There was never any question that it had to be done. Right before he died, he and I had agreed on changes to the book and we were full steam ahead. I knew that I had his blessing for the material. And I also knew that there was no way he would have wanted this book to be put aside. I had to take some time for myself, of course. And then I had to think carefully about how to reshape the book in light of the tragedy. This book initially had a difficult ending. That seemed entirely inappropriate given Kobe’s death. I had to dig deep into myself and into our personal relationship and tease out the most important themes and messages and make sure these shone through. It was both cathartic and difficult.

NCYS: Initially, there were four Epoca books planned. Is this the final installment of EPOCA books? If so, why.

Right now, yes. I wrote every word of these books, Kobe was the heart, soul, and inspiration behind the project and it seems impossible without him.

NCYS: What role did Vanessa, Kobe’s wife, play in the book?

She jumped right in during what must have been the most painful period of her life. She knew that to honor Kobe’s legacy and his wishes she would need to get involved. She was super professional and savvy and helped us complete the series in two books instead of the planned four.

NCYS: Ivy, tell us about your background.
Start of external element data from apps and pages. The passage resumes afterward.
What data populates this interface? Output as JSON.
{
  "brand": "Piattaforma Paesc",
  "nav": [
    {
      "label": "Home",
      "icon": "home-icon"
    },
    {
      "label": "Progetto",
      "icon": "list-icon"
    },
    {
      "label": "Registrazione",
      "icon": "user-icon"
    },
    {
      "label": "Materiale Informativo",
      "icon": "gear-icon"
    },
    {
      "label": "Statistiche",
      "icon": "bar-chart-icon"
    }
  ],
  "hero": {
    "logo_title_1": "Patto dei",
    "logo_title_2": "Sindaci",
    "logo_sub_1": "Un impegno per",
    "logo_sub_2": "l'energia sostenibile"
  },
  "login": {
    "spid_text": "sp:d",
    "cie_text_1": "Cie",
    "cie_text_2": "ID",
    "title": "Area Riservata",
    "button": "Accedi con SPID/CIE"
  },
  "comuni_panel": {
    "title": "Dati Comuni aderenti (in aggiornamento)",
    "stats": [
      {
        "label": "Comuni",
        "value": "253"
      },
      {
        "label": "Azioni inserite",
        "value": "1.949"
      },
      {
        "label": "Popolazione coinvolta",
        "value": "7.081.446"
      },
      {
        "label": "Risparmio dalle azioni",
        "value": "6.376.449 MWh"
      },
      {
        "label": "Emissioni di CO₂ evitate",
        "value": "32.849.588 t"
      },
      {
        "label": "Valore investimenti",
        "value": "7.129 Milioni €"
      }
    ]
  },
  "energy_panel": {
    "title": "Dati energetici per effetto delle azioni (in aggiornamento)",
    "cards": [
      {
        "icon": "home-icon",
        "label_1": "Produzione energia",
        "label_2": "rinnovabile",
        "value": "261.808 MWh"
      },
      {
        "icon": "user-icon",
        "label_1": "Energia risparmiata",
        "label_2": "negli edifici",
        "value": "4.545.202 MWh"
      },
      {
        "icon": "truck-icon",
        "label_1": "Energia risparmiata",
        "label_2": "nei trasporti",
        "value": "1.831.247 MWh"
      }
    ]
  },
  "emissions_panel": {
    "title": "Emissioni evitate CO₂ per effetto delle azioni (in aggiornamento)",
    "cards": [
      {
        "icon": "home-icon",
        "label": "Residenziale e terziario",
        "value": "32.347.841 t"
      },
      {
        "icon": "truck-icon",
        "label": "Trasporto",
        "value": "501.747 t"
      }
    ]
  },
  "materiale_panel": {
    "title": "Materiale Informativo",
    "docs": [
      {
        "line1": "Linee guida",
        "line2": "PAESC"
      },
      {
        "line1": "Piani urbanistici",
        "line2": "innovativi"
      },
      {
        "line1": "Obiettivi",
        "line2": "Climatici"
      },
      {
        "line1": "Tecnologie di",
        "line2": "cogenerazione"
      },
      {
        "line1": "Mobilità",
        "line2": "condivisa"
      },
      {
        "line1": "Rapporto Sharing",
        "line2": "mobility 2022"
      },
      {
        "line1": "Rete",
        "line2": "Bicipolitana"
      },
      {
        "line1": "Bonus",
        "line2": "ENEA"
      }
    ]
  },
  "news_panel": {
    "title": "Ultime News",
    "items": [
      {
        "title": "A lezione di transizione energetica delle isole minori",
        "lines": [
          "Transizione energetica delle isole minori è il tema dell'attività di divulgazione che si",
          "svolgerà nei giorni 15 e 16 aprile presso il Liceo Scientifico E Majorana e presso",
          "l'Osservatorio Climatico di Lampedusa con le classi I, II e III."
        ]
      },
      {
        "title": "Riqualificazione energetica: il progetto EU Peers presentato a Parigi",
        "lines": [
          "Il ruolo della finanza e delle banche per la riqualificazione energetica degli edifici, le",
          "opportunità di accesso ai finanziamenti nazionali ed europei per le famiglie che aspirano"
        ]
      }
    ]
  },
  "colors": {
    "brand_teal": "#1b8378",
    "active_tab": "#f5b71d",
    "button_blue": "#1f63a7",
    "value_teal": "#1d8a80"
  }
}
I’m an ex-professional squash player. I was a junior and collegiate champion as well as a member of the US Women’s National Team for many years. I also am a novelist and write books for adults.

NCYS: What was it like collaborating with Kobe?

It was great. We cracked the stories together. He brought so much imagination to the table—sometimes too much and he didn’t mind being told that. Then he let me do the writing and didn’t interfere which is quite unusual. He was a great team player and knew where he could help and when to let my strengths shine.

NCYS: What was the most surprising thing about working with Kobe?

His kindness and his imagination.

NCYS: How did Kobe approach storytelling?

He had a wonderful and wild imagination. He loved deep background. He was able to envision characters as fully formed people with parents and ancestors and legacies. It was remarkable. His mind reached forward and back and never stopped. He saw stories and fluid and three-dimensional which I loved. Everything went so far beyond what you saw on the page.

NCYS: The Tree of Ecrof was released in November 2019. The new book will be published almost one year later. Tell us about how it was written so quickly and what challenges you faced.

This is a pretty standard rollout for a series — a book a year. Kobe and I were a great team and I worked with a sensational editor, Noa Wheeler. We came up with a great story and were off to the races. The major challenge was that we had to rework the book after he died for various reasons, mainly to do with the fact that we wanted an uplifting ending that could satisfy the series.

NCYS: Where were you when you and how did you hear the tragic news?

I was in Los Angeles with my daughter eating lunch.

NCYS: Where do you think Kobe would have gone with his literary work?

We joked that we were writing a Game of Thrones epic for kids—dozens of books of over a thousand pages. He would tease me that we’d be working together until I was 70 because he has so many stories to tell. And I never doubted it.